“To see what is right and not do it is the worst cowardice.” ~ Confucius
After a guard suffered a heart attack, a group of inmates broke out of their cell to save his life.
Especially in recent weeks, it’s been difficult to escape from all the negative drama that’s playing out around the world. Luckily, faith in humanity has been restored countless times through the positive actions of strangers, which TrueActivist makes a point to relay, and is inspired once again by this story.
At a jailhouse in Parker Country, Texas, a group of inmates were awaiting court appearances when the officer guarding them suddenly fell over, unconscious, in his chair. Startled, they called for help. Unfortunately, no one answered.
They were aware that leaving their cell could result in harsher sentences, as well as possibly endanger their lives if police thought they were trying to escape, but they chose to help the armed guard who had suffered a heart attack anyways.
WFAA News reports that the inmates threw their combined weight against the cell door and forced it open.

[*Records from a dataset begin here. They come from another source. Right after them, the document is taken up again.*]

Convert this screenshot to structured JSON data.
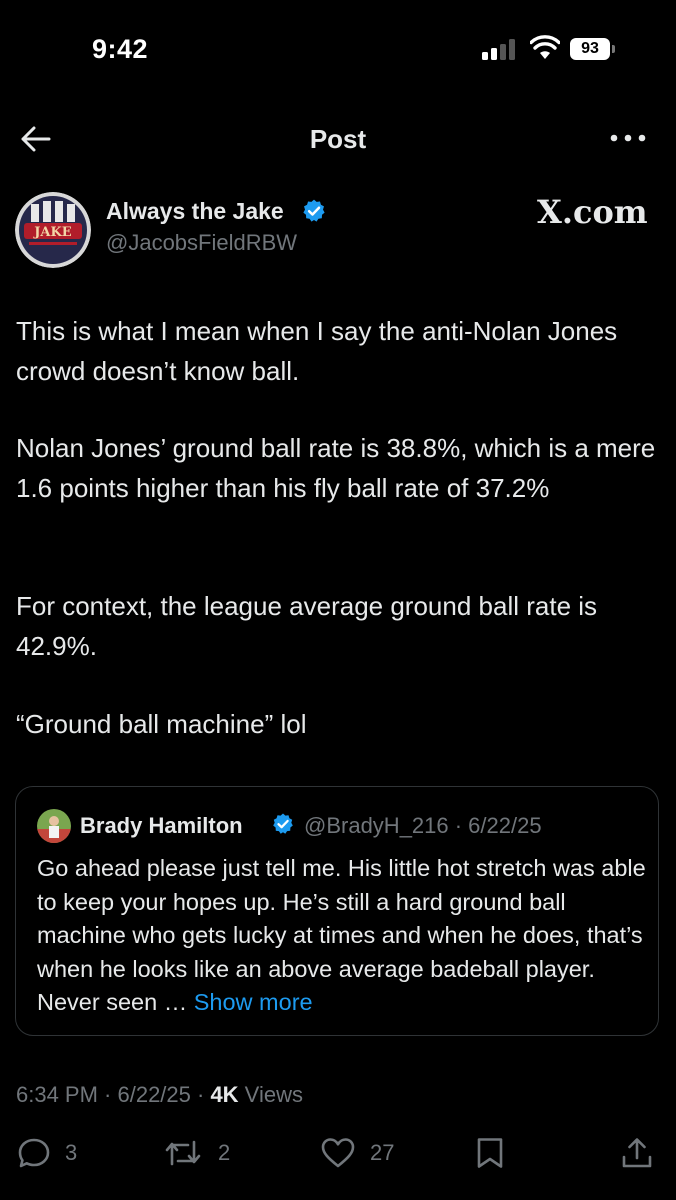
{
  "status_bar": {
    "time": "9:42",
    "battery": "93"
  },
  "nav": {
    "title": "Post"
  },
  "author": {
    "name": "Always the Jake",
    "handle": "@JacobsFieldRBW",
    "badge_text": "X.com"
  },
  "post": {
    "paragraphs": [
      "This is what I mean when I say the anti-Nolan Jones crowd doesn’t know ball.",
      "Nolan Jones’ ground ball rate is 38.8%, which is a mere 1.6 points higher than his fly ball rate of 37.2%",
      "For context, the league average ground ball rate is 42.9%.",
      "“Ground ball machine” lol"
    ]
  },
  "quote": {
    "name": "Brady Hamilton",
    "handle_date": "@BradyH_216 · 6/22/25",
    "text": "Go ahead please just tell me. His little hot stretch was able to keep your hopes up. He’s still a hard ground ball machine who gets lucky at times and when he does, that’s when he looks like an above average badeball player. Never seen … ",
    "show_more": "Show more"
  },
  "meta": {
    "time_date": "6:34 PM · 6/22/25 · ",
    "views_count": "4K",
    "views_label": " Views"
  },
  "actions": {
    "replies": "3",
    "reposts": "2",
    "likes": "27"
  },
  "colors": {
    "background": "#000000",
    "text": "#e7e9ea",
    "secondary": "#71767b",
    "accent": "#1d9bf0",
    "border": "#2f3336"
  }
}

Then, still handcuffed and shackled, they continued to yell for help as one of them grabbed the guard’s radio to ask for assistance. Police rushed into the holding room and corralled the inmates before realising the officer on guard was unconscious.
If the jailed individuals hadn’t risked their safety by breaking out of their cell, the guard would likely have died, state the officers. It would have been likely 15 minutes before the crisis received attention.
One of the inmates, Nick Kelton, told the press:
“It never crossed my mind not to help whether he’s got a gun or a badge. If he falls down, I’m gonna help him.”
Once the medical emergency was acknowledged, police performed CPR until paramedics arrived with a defibrillator. Thankfully, the guard’s heart started beating once again and he was transferred to a hospital.
This story has gone viral, not only because of the dramatic rescue, but also because it is proof that bad choices in life don’t define a person or their future choices. Good people make mistakes every day; in fact, it’s human to err.